I googled ‘centers for disease control’ to remind myself whether this organization actually made ‘centers’ plural in their name. Do not ask me why they would want to make it plural, except the National Institutes of Health wants to have more than one institute, plus you sound more important. If you’re just a Center, God knows you could be single office down in the basement of Health and Human Services headquarters.
Go to their website, https://www.cdc.gov/, if you can take it. You feel a little like you stepped into the home page for an elementary school, one that’s more interested in PR than in teaching. Does it reassure you that the CDC is a constant presence at the president’s press briefings? Honestly, you have the presidential seal up front, and off in the back or to the side, you have the CDC logo posted somewhere. Even more than that, they have CDC people lined up in a row behind him! Does that reassure you?
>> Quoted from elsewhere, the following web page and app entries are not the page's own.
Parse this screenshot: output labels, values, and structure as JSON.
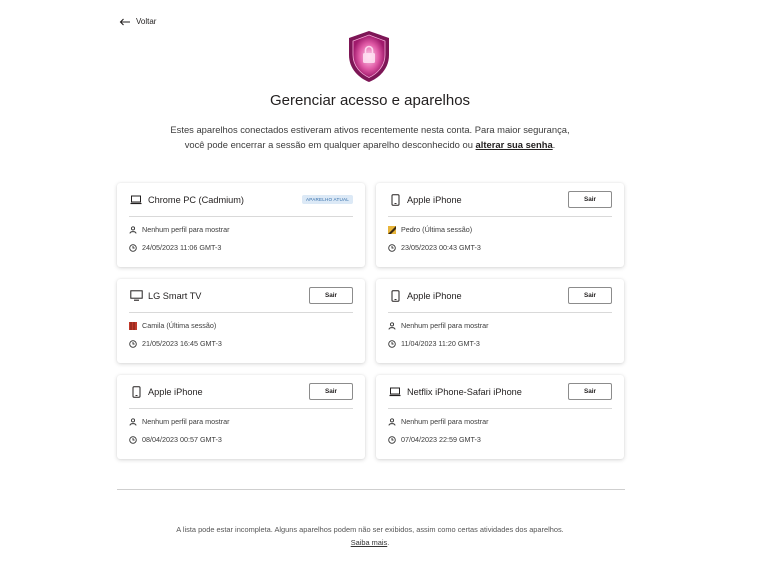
{
  "nav": {
    "back_label": "Voltar"
  },
  "header": {
    "title": "Gerenciar acesso e aparelhos",
    "intro_text": "Estes aparelhos conectados estiveram ativos recentemente nesta conta. Para maior segurança, você pode encerrar a sessão em qualquer aparelho desconhecido ou ",
    "intro_link": "alterar sua senha",
    "intro_end": "."
  },
  "devices": [
    {
      "name": "Chrome PC (Cadmium)",
      "device_icon": "laptop-icon",
      "badge": "Aparelho atual",
      "profile": "Nenhum perfil para mostrar",
      "profile_icon": "person-icon",
      "time": "24/05/2023 11:06 GMT-3"
    },
    {
      "name": "Apple iPhone",
      "device_icon": "phone-icon",
      "button": "Sair",
      "profile": "Pedro (Última sessão)",
      "profile_icon": "profile-avatar-icon",
      "profile_color": "#e8b53a",
      "time": "23/05/2023 00:43 GMT-3"
    },
    {
      "name": "LG Smart TV",
      "device_icon": "tv-icon",
      "button": "Sair",
      "profile": "Camila (Última sessão)",
      "profile_icon": "profile-avatar-icon",
      "profile_color": "#c0392b",
      "time": "21/05/2023 16:45 GMT-3"
    },
    {
      "name": "Apple iPhone",
      "device_icon": "phone-icon",
      "button": "Sair",
      "profile": "Nenhum perfil para mostrar",
      "profile_icon": "person-icon",
      "time": "11/04/2023 11:20 GMT-3"
    },
    {
      "name": "Apple iPhone",
      "device_icon": "phone-icon",
      "button": "Sair",
      "profile": "Nenhum perfil para mostrar",
      "profile_icon": "person-icon",
      "time": "08/04/2023 00:57 GMT-3"
    },
    {
      "name": "Netflix iPhone-Safari iPhone",
      "device_icon": "laptop-icon",
      "button": "Sair",
      "profile": "Nenhum perfil para mostrar",
      "profile_icon": "person-icon",
      "time": "07/04/2023 22:59 GMT-3"
    }
  ],
  "footer": {
    "text": "A lista pode estar incompleta. Alguns aparelhos podem não ser exibidos, assim como certas atividades dos aparelhos. ",
    "link": "Saiba mais",
    "end": "."
  },
  "icons": {
    "shield": "shield-lock-icon",
    "back": "arrow-left-icon",
    "clock": "clock-icon"
  },
  "colors": {
    "shield_primary": "#c0267f",
    "shield_accent": "#e85aa8",
    "badge_bg": "#dce9f6"
  }
}
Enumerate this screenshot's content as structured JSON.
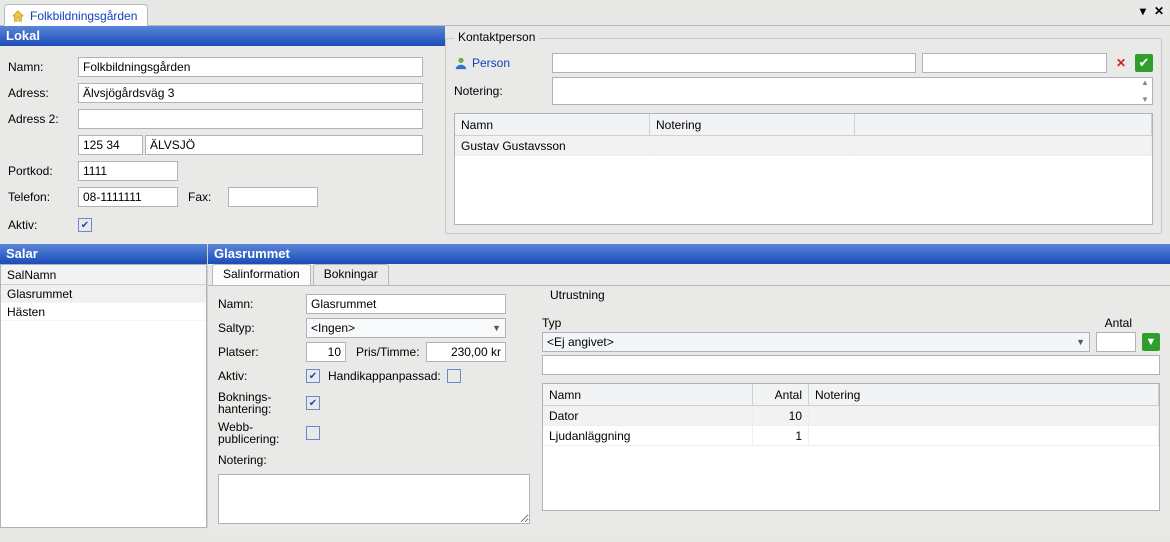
{
  "tab": {
    "title": "Folkbildningsgården"
  },
  "lokal": {
    "header": "Lokal",
    "namn_label": "Namn:",
    "namn": "Folkbildningsgården",
    "adress_label": "Adress:",
    "adress": "Älvsjögårdsväg 3",
    "adress2_label": "Adress 2:",
    "adress2": "",
    "zip": "125 34",
    "city": "ÄLVSJÖ",
    "portkod_label": "Portkod:",
    "portkod": "1111",
    "telefon_label": "Telefon:",
    "telefon": "08-1111111",
    "fax_label": "Fax:",
    "fax": "",
    "aktiv_label": "Aktiv:",
    "aktiv_checked": true
  },
  "kontakt": {
    "legend": "Kontaktperson",
    "person_label": "Person",
    "person1": "",
    "person2": "",
    "notering_label": "Notering:",
    "notering": "",
    "grid": {
      "headers": [
        "Namn",
        "Notering",
        ""
      ],
      "rows": [
        {
          "namn": "Gustav Gustavsson",
          "notering": "",
          "x": ""
        }
      ]
    }
  },
  "salar": {
    "header": "Salar",
    "col": "SalNamn",
    "items": [
      "Glasrummet",
      "Hästen"
    ],
    "selected": 0
  },
  "glas": {
    "header": "Glasrummet",
    "tabs": [
      "Salinformation",
      "Bokningar"
    ],
    "active_tab": 0,
    "namn_label": "Namn:",
    "namn": "Glasrummet",
    "saltyp_label": "Saltyp:",
    "saltyp": "<Ingen>",
    "platser_label": "Platser:",
    "platser": "10",
    "pris_label": "Pris/Timme:",
    "pris": "230,00 kr",
    "aktiv_label": "Aktiv:",
    "aktiv_checked": true,
    "handi_label": "Handikappanpassad:",
    "handi_checked": false,
    "bokn_label": "Boknings-\nhantering:",
    "bokn_checked": true,
    "webb_label": "Webb-\npublicering:",
    "webb_checked": false,
    "notering_label": "Notering:",
    "notering": ""
  },
  "utrustning": {
    "legend": "Utrustning",
    "typ_label": "Typ",
    "typ_sel": "<Ej angivet>",
    "antal_label": "Antal",
    "antal": "",
    "filter": "",
    "grid": {
      "headers": [
        "Namn",
        "Antal",
        "Notering"
      ],
      "rows": [
        {
          "namn": "Dator",
          "antal": "10",
          "notering": ""
        },
        {
          "namn": "Ljudanläggning",
          "antal": "1",
          "notering": ""
        }
      ]
    }
  }
}
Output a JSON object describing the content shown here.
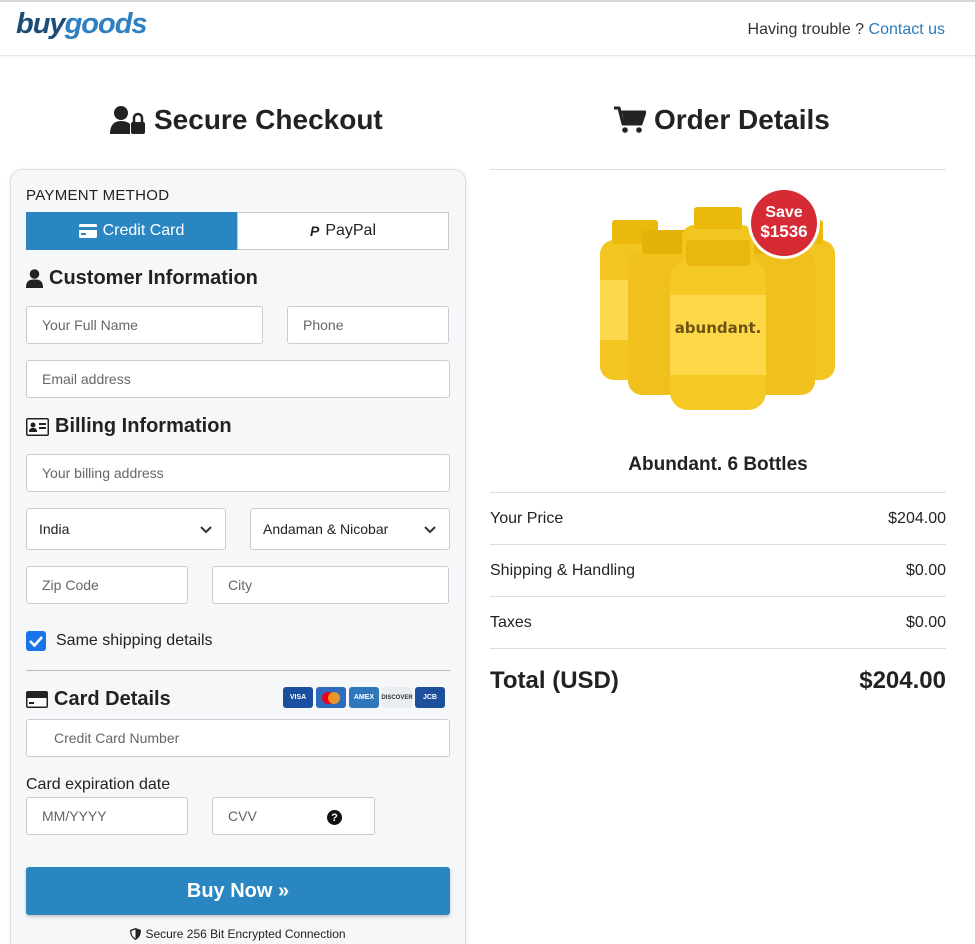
{
  "header": {
    "logo_buy": "buy",
    "logo_goods": "goods",
    "trouble_text": "Having trouble ?",
    "contact_link": "Contact us"
  },
  "checkout": {
    "title": "Secure Checkout",
    "payment_method_label": "PAYMENT METHOD",
    "tabs": [
      {
        "label": "Credit Card",
        "active": true
      },
      {
        "label": "PayPal",
        "active": false
      }
    ],
    "customer_title": "Customer Information",
    "full_name_placeholder": "Your Full Name",
    "phone_placeholder": "Phone",
    "email_placeholder": "Email address",
    "billing_title": "Billing Information",
    "billing_address_placeholder": "Your billing address",
    "country_value": "India",
    "state_value": "Andaman & Nicobar",
    "zip_placeholder": "Zip Code",
    "city_placeholder": "City",
    "same_shipping_label": "Same shipping details",
    "same_shipping_checked": true,
    "card_title": "Card Details",
    "card_brands": [
      "VISA",
      "MC",
      "AMEX",
      "DISCOVER",
      "JCB"
    ],
    "card_number_placeholder": "Credit Card Number",
    "expiration_label": "Card expiration date",
    "expiry_placeholder": "MM/YYYY",
    "cvv_placeholder": "CVV",
    "cvv_help": "?",
    "buy_button": "Buy Now »",
    "secure_note": "Secure 256 Bit Encrypted Connection"
  },
  "order": {
    "title": "Order Details",
    "save_badge_line1": "Save",
    "save_badge_line2": "$1536",
    "bottle_label": "abundant.",
    "product_name": "Abundant. 6 Bottles",
    "rows": [
      {
        "label": "Your Price",
        "value": "$204.00"
      },
      {
        "label": "Shipping & Handling",
        "value": "$0.00"
      },
      {
        "label": "Taxes",
        "value": "$0.00"
      }
    ],
    "total_label": "Total (USD)",
    "total_value": "$204.00"
  },
  "colors": {
    "primary": "#2a86c1",
    "badge": "#d62b35",
    "bottle": "#f3c521"
  }
}
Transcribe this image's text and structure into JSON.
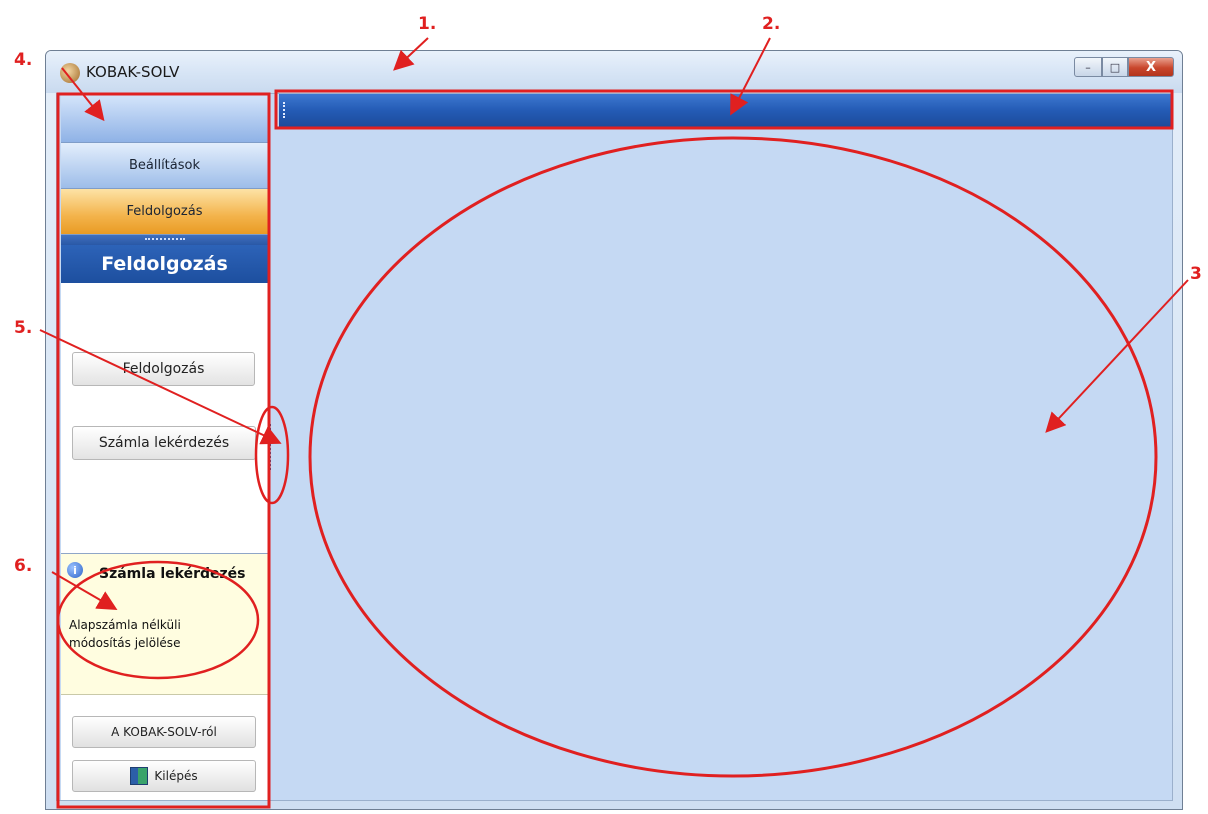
{
  "window": {
    "title": "KOBAK-SOLV",
    "controls": {
      "minimize": "–",
      "maximize": "□",
      "close": "X"
    }
  },
  "sidebar": {
    "nav": [
      {
        "label": ""
      },
      {
        "label": "Beállítások"
      },
      {
        "label": "Feldolgozás",
        "active": true
      }
    ],
    "section_title": "Feldolgozás",
    "actions": [
      "Feldolgozás",
      "Számla lekérdezés"
    ],
    "info": {
      "icon": "info-icon",
      "title": "Számla lekérdezés",
      "text": "Alapszámla nélküli módosítás jelölése"
    },
    "footer": {
      "about": "A KOBAK-SOLV-ról",
      "exit": "Kilépés",
      "exit_icon": "exit-door-icon"
    }
  },
  "annotations": {
    "labels": [
      "1.",
      "2.",
      "3",
      "4.",
      "5.",
      "6."
    ],
    "color": "#e02020"
  },
  "colors": {
    "client_background": "#c5d9f3",
    "top_bar": "#245bb5",
    "active_nav": "#f3b34b",
    "section_header": "#1d4f9f",
    "info_panel": "#fffde0"
  }
}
It does not reassure me. Since when do we need health bureaucrats to back up a buffoon who wants to talk to us about our health, or about all the plans he has to protect us from some invisible germ he discovered a couple of weeks ago? I guess he’s supposed to do that because he’s our leader, which means he has to reassure us when we become anxious about something outside our control. Everyone tells him to show leadership, though of course when he stands in front of people at those press briefings, people criticize him for his poor leadership. So he asks those CDC dignitaries to stand behind him, so people will not criticize him.
Since when do we need health bureaucrats to back up a buffoon who wants to talk to us about our health?
I sometimes think, as a culture, we are not a terribly reflective group of people. Generally our attention spans are not a lot longer than the president’s, which is pretty short. In that way, his leadership style suits our disposition. I hope, though, that when the pandemic eases, we pause for even a few minutes to ask whether the feds contributed even minutely to the positive side of the balance sheet in the nation’s response to the pandemic.
I do not mean to say we should pile on people who tried to do their best in difficult circumstances. Yes, I criticize the CDC, and I’ll continue doing so. I just want to encourage a mindset that asks, “Does centralized control in matters of public health give us tools we need to meet a pandemic’s challenges?” CDC’s whole name – every word of it – invites the question. The office practices centralized control of disease. Why is that a good idea? You might say we need a central military command to build a nuclear-powered aircraft carrier, or to deploy an army on a distant shore. Why do we need centralized control to deal with an infectious disease?
If you go to CDC’s website, you’ll wonder what they do that we cannot accomplish more effectively in our own communities.
The premise is that people cannot make choices for themselves – they imitate their leaders instead. That is where they look for direction.
To return to the question of public leadership: good leaders do not force people to do things they would otherwise not do. Leaders make it possible for people to do things they want to do. Michelle Cottle writes in the New York Times that leader Boris Johnson caused untold damage because, why? Because he was out leading people when he should have self-isolated. Because, you see, when you set a bad example, people die. The premise is that people cannot make choices for themselves – they imitate their leaders instead. That is where they look for direction.
Well, to an extent, they do. Yet leaders, in their desire to look decisive and strong, do other things that do not turn out so well for people. If leaders force workers out of their jobs and livelihoods, force business owners to close their businesses and send people home, prohibit medical professionals from developing and distributing needed assays, force this, prohibit that, and flail around until everyone is satisfied you’ve done something decisive – then cough up mounds of magic money to make up for the damage you have done – spare me.
Good leaders do not force people to do things they would otherwise not do.
That is not leadership. That is a perverse kind of panic that satisfies so-called followers who think safety lies with obedience to people who love to give orders, known as strongmen in politics. These people are not your parents. They will put their interests before yours every time. They will close down your livelihood before they let themselves look indecisive.
During uncertain periods and circumstances – conditions that shroud almost all of human existence – one person’s questionable example is another person’s sense of confidence. Numerous social health enforcers seem super-sure they know a good example when they see one – and shame on anyone who departs from their orthodoxy. We have tools now where anyone can shame anyone else, thousands of miles away. These tools of social pressure are the opposite of leadership. Leaders do not pressure, denounce, and coerce. Leaders open the way.
Related quotation from J. D. Tuccille
As the COVID-19 pandemic hit the U.S., pundits and opposition politicians pounded President Trump for displaying a “lack of leadership” in response to the deadly virus. And it’s true that, as always, the president was prone to minimizing inconvenient developments, bristling at critics, and contradicting members of his own team. Without a strong, focused figure in the White House (maybe somebody less deplorable?), we can’t possibly pull through this crisis, the opponents suggested. But that’s ridiculous; anybody making their responses to events contingent on political office not being held by narcissistic ass-clowns is putting their fate in the hands of circumstances they can’t control. They’re making a false virtue of dependency.